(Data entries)
_ _ _ _ _

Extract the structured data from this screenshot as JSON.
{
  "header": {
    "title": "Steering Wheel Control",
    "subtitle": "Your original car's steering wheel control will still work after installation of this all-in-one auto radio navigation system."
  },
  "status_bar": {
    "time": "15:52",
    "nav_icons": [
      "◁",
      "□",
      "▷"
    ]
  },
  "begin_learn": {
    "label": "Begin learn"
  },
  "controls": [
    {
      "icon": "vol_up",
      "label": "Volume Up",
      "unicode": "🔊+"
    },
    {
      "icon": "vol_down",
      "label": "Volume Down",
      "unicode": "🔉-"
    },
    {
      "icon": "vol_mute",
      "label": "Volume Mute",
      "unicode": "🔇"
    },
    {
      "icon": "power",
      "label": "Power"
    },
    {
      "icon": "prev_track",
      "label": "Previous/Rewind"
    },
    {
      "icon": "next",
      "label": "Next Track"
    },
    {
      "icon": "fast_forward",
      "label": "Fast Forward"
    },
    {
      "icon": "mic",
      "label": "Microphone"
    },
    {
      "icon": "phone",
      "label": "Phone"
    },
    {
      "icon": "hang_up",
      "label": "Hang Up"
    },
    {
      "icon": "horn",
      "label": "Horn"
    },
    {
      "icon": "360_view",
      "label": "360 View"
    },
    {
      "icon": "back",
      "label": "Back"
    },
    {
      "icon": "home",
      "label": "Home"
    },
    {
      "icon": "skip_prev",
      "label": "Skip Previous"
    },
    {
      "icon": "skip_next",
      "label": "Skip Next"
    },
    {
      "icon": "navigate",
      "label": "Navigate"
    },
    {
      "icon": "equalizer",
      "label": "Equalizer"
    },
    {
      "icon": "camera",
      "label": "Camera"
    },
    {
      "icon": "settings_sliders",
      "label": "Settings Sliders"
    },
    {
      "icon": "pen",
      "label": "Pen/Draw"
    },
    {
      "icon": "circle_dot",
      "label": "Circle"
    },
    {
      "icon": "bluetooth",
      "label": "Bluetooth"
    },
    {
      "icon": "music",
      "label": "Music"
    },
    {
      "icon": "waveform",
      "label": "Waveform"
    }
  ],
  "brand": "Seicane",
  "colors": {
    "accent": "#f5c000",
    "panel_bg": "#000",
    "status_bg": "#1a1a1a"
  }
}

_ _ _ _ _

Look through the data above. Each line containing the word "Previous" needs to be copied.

      "label": "Previous/Rewind"
      "label": "Skip Previous"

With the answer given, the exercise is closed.